She begins, and my grandmother joins her. 
Mother and daughter sing like young girls. 
If my father were alive, he would play 
his accordion and sway like a boat.

I’ve never been in Peking, or the Summer Palace, 
nor stood on the great Stone Boat to watch 
the rain begin on Kuen Ming Lake, the picnickers 
running away in the grass.

But I love to hear it sung; 
how the waterlilies fill with rain until 
they overturn, spilling water into water, 
then rock back, and fill with more.

Both women have begun to cry. 
But neither stops her song.

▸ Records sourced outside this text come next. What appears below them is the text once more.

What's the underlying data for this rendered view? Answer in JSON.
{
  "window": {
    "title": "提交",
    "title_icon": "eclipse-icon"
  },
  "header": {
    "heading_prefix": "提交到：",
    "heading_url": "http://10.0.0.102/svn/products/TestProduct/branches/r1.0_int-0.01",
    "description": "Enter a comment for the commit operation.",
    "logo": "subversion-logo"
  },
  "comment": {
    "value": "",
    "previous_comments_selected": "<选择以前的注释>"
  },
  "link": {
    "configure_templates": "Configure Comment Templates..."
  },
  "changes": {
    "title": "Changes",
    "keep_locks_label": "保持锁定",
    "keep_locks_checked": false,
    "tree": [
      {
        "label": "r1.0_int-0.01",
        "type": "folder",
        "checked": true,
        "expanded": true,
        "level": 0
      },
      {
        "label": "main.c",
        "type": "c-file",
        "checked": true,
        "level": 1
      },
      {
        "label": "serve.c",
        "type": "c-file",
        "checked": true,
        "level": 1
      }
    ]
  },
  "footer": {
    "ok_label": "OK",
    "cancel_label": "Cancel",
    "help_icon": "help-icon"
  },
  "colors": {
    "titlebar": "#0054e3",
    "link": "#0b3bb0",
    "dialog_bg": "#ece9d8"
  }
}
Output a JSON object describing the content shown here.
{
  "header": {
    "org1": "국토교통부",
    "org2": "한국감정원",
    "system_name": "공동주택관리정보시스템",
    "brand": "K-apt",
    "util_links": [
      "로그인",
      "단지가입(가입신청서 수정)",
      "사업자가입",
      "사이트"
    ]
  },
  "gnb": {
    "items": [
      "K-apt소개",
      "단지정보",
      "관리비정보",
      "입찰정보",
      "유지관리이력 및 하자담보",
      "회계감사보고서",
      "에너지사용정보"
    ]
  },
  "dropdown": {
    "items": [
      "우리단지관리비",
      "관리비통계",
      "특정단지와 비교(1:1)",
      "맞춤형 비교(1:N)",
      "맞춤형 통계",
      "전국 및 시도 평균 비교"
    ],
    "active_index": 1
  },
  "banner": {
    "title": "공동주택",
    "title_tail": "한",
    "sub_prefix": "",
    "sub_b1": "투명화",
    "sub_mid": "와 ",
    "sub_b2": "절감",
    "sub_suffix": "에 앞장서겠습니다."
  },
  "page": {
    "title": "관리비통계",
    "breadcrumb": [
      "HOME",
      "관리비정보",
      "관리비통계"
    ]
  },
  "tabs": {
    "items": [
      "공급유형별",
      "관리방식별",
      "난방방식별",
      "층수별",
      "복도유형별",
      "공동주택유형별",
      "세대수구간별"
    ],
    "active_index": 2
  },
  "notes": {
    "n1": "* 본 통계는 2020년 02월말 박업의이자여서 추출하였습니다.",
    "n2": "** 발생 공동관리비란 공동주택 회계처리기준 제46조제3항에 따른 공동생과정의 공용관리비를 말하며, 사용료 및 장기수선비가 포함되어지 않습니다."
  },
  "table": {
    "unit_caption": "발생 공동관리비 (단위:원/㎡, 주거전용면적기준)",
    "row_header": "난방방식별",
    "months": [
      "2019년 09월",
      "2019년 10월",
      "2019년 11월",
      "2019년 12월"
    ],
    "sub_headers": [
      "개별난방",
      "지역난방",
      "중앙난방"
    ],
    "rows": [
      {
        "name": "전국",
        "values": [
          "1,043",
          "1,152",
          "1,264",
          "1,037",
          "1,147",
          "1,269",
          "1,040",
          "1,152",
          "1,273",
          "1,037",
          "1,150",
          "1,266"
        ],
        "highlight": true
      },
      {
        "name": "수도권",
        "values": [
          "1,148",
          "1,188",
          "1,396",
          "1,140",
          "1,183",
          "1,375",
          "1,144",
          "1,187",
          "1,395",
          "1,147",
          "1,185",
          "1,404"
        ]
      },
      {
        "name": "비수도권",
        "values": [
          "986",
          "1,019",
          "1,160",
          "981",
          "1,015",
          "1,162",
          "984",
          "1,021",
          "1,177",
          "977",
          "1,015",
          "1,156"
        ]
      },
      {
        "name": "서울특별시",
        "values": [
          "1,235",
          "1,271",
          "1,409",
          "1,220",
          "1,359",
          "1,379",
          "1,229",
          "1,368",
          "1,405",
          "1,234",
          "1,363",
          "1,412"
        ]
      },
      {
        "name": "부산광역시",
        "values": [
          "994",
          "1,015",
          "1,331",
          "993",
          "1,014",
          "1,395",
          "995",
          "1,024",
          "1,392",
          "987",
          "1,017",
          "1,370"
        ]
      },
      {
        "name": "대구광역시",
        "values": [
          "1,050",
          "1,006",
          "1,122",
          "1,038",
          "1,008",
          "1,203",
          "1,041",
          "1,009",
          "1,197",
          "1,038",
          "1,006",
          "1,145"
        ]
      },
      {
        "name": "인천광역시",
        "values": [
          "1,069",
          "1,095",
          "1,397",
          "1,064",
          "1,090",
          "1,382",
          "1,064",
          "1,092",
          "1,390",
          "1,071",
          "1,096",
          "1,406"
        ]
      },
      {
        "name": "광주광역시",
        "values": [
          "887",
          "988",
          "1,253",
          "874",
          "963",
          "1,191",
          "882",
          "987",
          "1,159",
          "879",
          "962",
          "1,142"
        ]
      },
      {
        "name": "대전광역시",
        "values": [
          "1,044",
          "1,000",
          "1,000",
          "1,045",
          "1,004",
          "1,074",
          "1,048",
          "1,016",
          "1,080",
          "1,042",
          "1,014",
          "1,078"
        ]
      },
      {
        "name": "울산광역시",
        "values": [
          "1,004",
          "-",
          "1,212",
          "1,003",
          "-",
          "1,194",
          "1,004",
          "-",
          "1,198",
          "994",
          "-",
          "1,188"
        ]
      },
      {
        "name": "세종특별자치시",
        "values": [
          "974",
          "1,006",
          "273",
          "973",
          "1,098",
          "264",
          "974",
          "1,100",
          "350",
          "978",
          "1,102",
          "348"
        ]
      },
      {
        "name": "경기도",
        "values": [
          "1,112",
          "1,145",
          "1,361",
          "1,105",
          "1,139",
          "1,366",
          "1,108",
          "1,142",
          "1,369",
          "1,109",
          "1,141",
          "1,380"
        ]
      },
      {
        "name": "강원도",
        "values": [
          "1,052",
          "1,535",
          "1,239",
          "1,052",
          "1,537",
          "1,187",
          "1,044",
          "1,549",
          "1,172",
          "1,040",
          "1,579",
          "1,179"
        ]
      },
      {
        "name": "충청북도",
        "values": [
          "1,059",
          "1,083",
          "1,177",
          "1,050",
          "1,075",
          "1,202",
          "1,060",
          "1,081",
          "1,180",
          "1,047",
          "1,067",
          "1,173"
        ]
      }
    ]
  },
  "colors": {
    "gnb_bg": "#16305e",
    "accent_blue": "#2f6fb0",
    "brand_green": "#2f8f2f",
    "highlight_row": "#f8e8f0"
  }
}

—Li-Young Lee

Li-Young Lee, “I Ask My Mother to Sing” from Rose.

Copyright © 1986 by Li-Young Lee.

Reprinted with the permission of The Permissions Company, Inc., on behalf of BOA Editions Ltd.,

Poetry 180

About the Poet

Li-Young Lee (1957- ) is the author of five poetry collections, including The Undressing (2018). Lee has received fellowships from the Lannan Foundation, the John Simon Guggenheim Memorial Foundation, and the National Endowment for the Arts.

Learn more about Li-Young Lee at The Poetry Foundation.